The product of the news business is change, not wisdom. Wisdom has to do with seeing things in their largest context, whereas news is structured in a way that destroys the larger context. You have to do certain things to information if you want to sell it on a daily basis. You have to make each day’s report seem important. And you do that by reducing the importance of its context.
This focus on change has a deleterious effect on all forms of conservatism—whether cultural, political, or religious. Once we believed an essential part of our mission as conservatives was, as William F. Buckley claimed, to “stand athwart history yelling ‘Stop.’” Change was something to be undertaken slowly and with reflection. After all, the important institutions—family, religion, government—shouldn’t change on a whim. But the focus on dailiness has led conservatives to adopt attitudes that were once the province of hyper-progressivism. We don’t just ask what government has done for us lately, we ask what it has done for us today. We don’t just ask for change when it is needed, we ask for it to change—for the better presumably—on a daily basis. We are addicted to the process of change.
The most disconcerting consequence of this addiction is the belief that it is normal, and that those who aren’t tuned into a daily news feed are ill-informed. Take, for example, an article Steve Outing wrote a few years ago for the Poynter Institute in which he describes an “experiment in mainstream-media deprivation.”
Outing documents how Steve Rubel, a blogger and public relations executive, conducted a news experiment in which he gave up his regular media habits and learned what was going on in the world solely by checking blogs. Rubel claims that he “definitely lacked the depth of knowledge of current events” gained in a normal week. “I felt a little naked,” he says, “having received the basics of the week’s news from blogs, but not getting the real meat.”
What was this “real meat” Rubel missed out on? Outing gave him a quiz,
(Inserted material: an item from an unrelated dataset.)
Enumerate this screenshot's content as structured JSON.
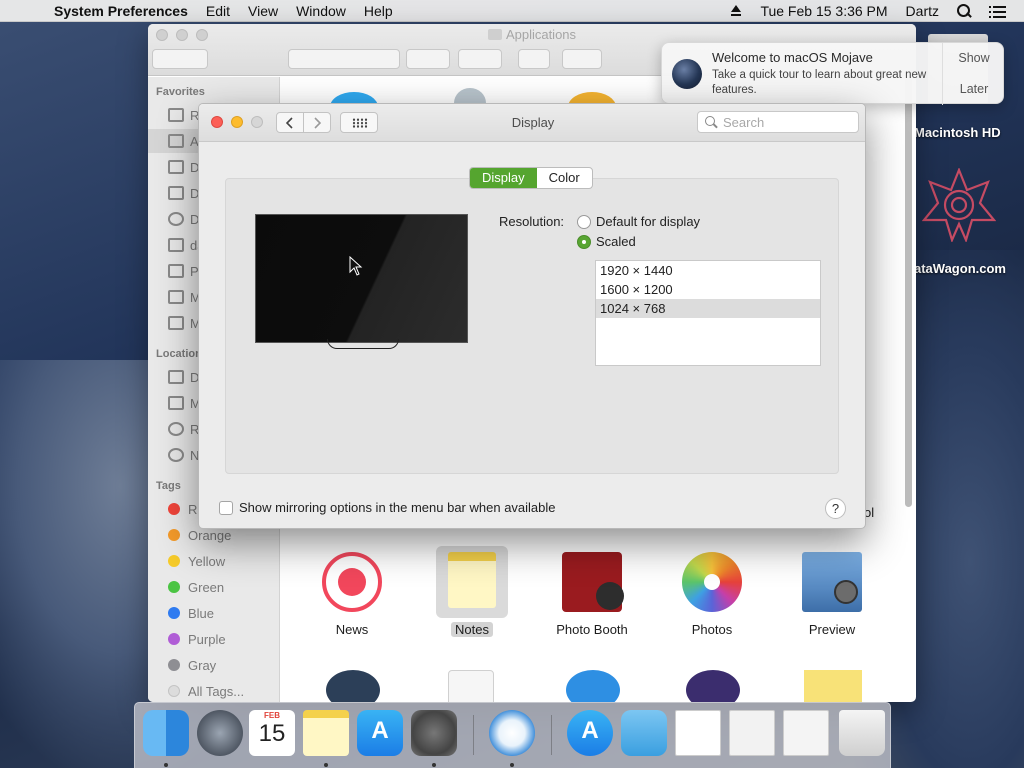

While knowing why President Bush hired a criminal lawyer last week, and the official reasons cited for George Tenet’s resignation from the CIA, Rubel missed actor Daniel Radcliffe’s statement that he thinks his Harry Potter character will die at the end of the J.K. Rowling book series. He didn’t catch ex-Beatle Paul McCartney’s admission that he tried heroin and was a cocaine user. And he missed more obscure stories, such as one of Seattle’s famed monorail trains catching fire.
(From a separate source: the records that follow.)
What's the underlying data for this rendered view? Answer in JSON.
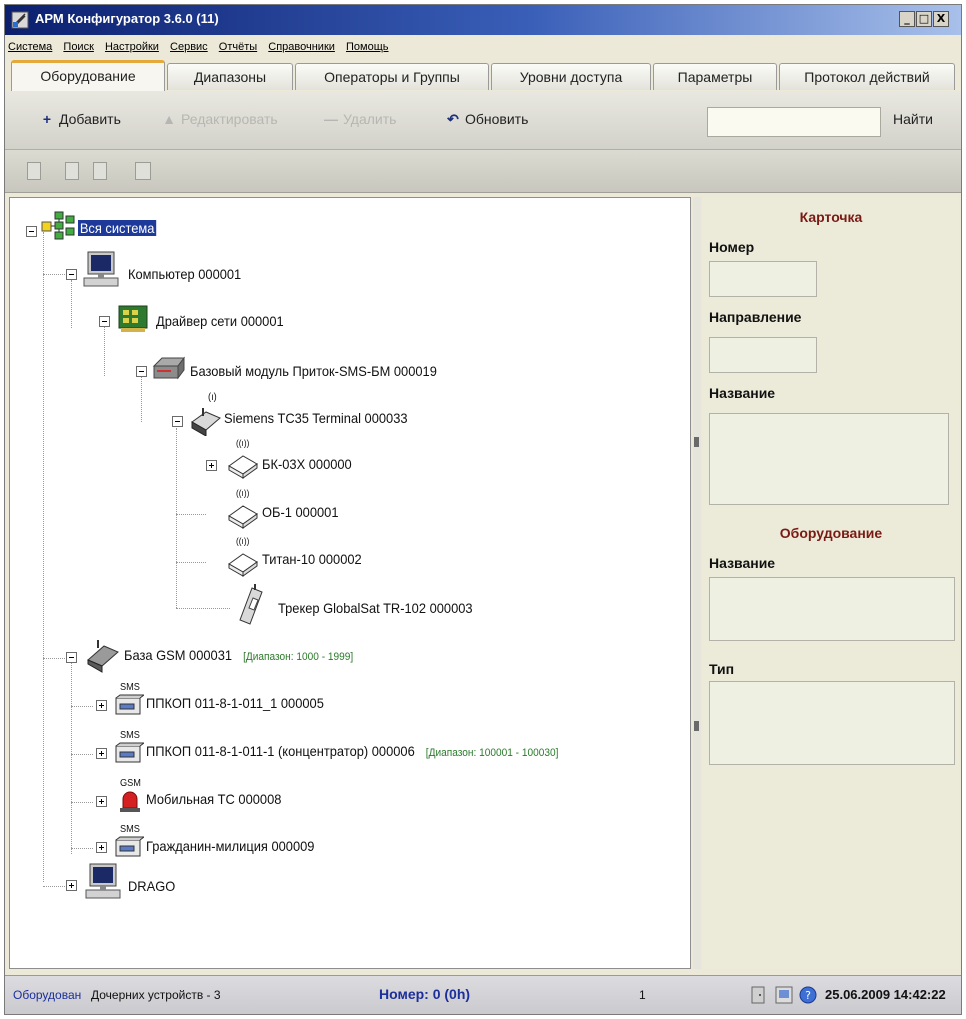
{
  "window": {
    "title": "АРМ Конфигуратор 3.6.0 (11)",
    "btn_min": "_",
    "btn_max": "□",
    "btn_close": "X"
  },
  "menu": [
    "Система",
    "Поиск",
    "Настройки",
    "Сервис",
    "Отчёты",
    "Справочники",
    "Помощь"
  ],
  "tabs": [
    "Оборудование",
    "Диапазоны",
    "Операторы и Группы",
    "Уровни доступа",
    "Параметры",
    "Протокол действий"
  ],
  "toolbar": {
    "add": "Добавить",
    "add_icon": "+",
    "edit": "Редактировать",
    "edit_icon": "▲",
    "delete": "Удалить",
    "delete_icon": "—",
    "refresh": "Обновить",
    "refresh_icon": "↶",
    "search_value": "",
    "find": "Найти"
  },
  "tree": {
    "root": "Вся система",
    "computer1": "Компьютер 000001",
    "driver": "Драйвер сети 000001",
    "base_module": "Базовый модуль Приток-SMS-БМ 000019",
    "terminal": "Siemens TC35 Terminal 000033",
    "bk": "БК-03Х 000000",
    "ob": "ОБ-1 000001",
    "titan": "Титан-10 000002",
    "tracker": "Трекер GlobalSat TR-102 000003",
    "gsm_base": "База GSM 000031",
    "gsm_base_range": "[Диапазон: 1000 - 1999]",
    "ppkop1": "ППКОП 011-8-1-011_1 000005",
    "ppkop2": "ППКОП 011-8-1-011-1 (концентратор) 000006",
    "ppkop2_range": "[Диапазон: 100001 - 100030]",
    "mobile": "Мобильная ТС 000008",
    "citizen": "Гражданин-милиция 000009",
    "drago": "DRAGO",
    "sms_tag": "SMS",
    "gsm_tag": "GSM",
    "wave_tag": "((ı))"
  },
  "card": {
    "title": "Карточка",
    "number_label": "Номер",
    "number_value": "",
    "direction_label": "Направление",
    "direction_value": "",
    "name_label": "Название",
    "name_value": "",
    "equipment_title": "Оборудование",
    "eq_name_label": "Название",
    "eq_name_value": "",
    "type_label": "Тип",
    "type_value": ""
  },
  "status": {
    "equipment": "Оборудован",
    "children": "Дочерних устройств - 3",
    "number": "Номер: 0 (0h)",
    "count": "1",
    "datetime": "25.06.2009 14:42:22"
  }
}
Six years after that article was published, how much of that information would now be considered newsworthy? Who truly believes that Rubel was ill-informed for not being aware of such trivia?
But it isn’t just gossip-type “news” that is unimportant. Most of what occurs on a daily basis is inconsequential. At the end of his article Sommerville concluded:
Still dubious about all this? Consider the proposition: If it is no longer worth your while to go back and read the News of, oh, September 22, 1976, then it was never worthwhile doing so. And why should today be any different?
As a Christian, I’m expected to take an eternal perspective, viewing events not only in their historical but also in their eschatological context. But I can’t do that while focusing on the churning events of the last twenty-four hours. Events that are truly important are rarely those captured on the front page of a daily paper. As Malcolm Muggeridge, himself a journalist, admitted, “I’ve often thought that if I’d been a journalist in the Holy Land at the time of our Lord’s ministry, I should have spent my time looking into what was happening in Herod’s court. I’d be wanting to sign Salome for her exclusive memoirs, and finding out what Pilate was up to, and—I would have missed completely the most important event there ever was.”
Joe Carter is web editor of First Things. His previous articles for “On the Square” can be found here.
C. John Sommerville, Why the News Makes Us Dumb.
Steve Outing, The Blog-Only News Diet .